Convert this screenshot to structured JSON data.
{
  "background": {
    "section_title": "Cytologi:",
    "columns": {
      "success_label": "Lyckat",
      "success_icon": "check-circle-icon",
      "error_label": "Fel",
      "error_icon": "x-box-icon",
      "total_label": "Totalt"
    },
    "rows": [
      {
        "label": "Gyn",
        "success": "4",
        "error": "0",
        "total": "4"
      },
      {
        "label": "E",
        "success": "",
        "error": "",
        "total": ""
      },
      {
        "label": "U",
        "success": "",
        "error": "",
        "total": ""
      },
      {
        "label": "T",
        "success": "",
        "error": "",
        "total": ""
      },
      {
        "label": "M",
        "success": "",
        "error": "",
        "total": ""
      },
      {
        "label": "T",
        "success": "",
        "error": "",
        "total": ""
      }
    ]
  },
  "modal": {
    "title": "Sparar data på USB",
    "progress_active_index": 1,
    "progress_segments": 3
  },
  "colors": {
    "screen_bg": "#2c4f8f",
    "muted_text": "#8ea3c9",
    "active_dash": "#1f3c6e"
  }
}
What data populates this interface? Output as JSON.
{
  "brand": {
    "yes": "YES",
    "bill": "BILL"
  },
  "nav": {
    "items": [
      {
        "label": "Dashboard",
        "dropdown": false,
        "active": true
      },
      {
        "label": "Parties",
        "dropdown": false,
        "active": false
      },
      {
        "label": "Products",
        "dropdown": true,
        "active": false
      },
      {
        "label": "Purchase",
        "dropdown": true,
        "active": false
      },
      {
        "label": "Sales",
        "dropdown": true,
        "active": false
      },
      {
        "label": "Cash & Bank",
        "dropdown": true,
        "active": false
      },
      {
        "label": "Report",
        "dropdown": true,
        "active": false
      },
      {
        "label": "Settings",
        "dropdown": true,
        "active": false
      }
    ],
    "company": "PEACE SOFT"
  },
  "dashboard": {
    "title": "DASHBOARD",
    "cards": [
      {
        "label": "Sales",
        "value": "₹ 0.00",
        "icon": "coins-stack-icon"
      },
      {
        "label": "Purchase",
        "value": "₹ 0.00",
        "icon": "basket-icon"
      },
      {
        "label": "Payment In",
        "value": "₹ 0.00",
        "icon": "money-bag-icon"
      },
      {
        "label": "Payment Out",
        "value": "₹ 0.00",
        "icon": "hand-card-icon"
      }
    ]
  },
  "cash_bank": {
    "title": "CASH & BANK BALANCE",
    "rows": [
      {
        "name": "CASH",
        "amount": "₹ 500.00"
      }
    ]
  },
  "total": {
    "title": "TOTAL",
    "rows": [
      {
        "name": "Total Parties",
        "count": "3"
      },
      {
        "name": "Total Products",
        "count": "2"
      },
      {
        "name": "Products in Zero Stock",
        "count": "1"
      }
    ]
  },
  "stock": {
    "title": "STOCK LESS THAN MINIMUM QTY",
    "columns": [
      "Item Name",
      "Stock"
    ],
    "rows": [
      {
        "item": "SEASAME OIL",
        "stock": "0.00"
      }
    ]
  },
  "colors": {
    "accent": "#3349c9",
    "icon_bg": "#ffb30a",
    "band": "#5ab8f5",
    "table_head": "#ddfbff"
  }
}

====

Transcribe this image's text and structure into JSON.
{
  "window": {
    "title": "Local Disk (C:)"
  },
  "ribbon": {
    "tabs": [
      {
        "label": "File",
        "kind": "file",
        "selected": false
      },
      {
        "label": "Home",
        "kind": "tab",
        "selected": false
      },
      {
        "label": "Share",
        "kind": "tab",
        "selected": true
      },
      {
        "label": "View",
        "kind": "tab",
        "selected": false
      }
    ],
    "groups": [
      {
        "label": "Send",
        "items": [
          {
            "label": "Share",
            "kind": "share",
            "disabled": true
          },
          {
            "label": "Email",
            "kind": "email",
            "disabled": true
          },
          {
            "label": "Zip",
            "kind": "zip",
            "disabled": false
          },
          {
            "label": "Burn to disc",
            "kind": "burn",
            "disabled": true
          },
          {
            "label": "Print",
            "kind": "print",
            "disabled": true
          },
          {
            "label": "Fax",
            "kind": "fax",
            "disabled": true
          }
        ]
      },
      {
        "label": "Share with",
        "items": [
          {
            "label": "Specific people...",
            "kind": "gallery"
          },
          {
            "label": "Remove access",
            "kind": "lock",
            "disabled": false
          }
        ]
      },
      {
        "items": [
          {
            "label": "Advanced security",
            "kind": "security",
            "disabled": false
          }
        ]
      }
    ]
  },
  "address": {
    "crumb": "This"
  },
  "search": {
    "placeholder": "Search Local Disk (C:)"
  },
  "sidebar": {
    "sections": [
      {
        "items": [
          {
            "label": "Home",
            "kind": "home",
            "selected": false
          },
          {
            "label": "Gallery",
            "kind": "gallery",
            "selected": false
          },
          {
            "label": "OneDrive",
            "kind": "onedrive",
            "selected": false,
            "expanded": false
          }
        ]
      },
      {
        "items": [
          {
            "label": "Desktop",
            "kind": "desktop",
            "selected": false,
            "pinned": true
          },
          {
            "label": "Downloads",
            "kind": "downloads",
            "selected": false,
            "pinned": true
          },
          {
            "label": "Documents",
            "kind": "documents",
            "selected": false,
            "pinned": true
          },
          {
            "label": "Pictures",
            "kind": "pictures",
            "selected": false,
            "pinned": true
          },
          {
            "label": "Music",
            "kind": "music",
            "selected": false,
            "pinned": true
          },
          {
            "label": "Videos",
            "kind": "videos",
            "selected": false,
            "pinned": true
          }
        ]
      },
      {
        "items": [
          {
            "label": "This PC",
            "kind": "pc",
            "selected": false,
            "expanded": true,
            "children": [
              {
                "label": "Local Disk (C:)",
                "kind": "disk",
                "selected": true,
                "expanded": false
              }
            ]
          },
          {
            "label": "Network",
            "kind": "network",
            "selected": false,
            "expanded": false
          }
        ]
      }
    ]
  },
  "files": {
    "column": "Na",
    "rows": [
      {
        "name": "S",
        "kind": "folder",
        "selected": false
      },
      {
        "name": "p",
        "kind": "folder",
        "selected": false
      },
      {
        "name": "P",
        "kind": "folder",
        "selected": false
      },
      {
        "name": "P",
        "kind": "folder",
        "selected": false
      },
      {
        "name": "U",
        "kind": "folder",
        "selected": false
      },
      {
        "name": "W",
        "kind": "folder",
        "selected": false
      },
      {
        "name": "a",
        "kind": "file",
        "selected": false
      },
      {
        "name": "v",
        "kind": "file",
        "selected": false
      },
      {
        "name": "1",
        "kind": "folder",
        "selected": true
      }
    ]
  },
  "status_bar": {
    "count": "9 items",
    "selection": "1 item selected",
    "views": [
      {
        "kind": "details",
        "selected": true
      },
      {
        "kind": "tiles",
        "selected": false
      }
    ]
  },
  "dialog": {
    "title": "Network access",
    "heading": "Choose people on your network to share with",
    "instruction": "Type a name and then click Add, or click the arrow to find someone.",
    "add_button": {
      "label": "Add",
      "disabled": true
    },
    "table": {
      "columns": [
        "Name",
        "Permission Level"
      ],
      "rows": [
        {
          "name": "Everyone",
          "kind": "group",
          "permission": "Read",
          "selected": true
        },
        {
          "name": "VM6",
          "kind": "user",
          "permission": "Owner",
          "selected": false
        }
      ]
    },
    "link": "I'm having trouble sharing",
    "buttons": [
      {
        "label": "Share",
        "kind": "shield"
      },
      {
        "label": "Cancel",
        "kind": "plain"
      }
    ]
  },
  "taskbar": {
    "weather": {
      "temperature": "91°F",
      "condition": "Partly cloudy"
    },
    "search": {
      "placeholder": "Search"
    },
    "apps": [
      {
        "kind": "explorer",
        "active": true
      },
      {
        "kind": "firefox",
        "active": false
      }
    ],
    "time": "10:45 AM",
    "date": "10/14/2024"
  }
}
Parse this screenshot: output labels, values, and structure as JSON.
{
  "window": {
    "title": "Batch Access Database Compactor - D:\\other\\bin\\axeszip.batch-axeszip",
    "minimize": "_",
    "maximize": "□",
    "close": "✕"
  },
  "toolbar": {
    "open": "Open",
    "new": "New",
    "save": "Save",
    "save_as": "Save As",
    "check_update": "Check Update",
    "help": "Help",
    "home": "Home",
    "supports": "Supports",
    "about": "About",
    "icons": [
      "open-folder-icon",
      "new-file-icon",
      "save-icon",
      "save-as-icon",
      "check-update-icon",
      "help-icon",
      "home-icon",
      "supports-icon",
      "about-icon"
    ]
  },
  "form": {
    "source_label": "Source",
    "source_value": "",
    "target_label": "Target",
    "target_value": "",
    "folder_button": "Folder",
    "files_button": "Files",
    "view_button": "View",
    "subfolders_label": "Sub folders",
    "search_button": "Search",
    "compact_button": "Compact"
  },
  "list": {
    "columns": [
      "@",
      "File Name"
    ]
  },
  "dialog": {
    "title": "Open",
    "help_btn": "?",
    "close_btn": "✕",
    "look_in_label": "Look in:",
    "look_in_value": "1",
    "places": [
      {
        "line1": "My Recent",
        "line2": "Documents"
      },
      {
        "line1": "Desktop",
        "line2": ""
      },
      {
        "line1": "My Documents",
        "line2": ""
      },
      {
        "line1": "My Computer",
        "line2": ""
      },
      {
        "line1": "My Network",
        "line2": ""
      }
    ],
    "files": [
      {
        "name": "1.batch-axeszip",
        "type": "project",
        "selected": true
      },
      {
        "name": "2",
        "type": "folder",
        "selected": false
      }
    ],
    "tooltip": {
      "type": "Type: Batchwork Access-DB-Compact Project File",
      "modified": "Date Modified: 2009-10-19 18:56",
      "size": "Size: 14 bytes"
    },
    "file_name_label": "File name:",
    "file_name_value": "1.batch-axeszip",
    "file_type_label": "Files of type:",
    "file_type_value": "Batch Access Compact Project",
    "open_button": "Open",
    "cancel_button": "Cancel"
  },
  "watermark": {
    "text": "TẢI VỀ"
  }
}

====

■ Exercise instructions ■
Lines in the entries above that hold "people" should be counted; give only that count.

■ Result of this exercise ■
2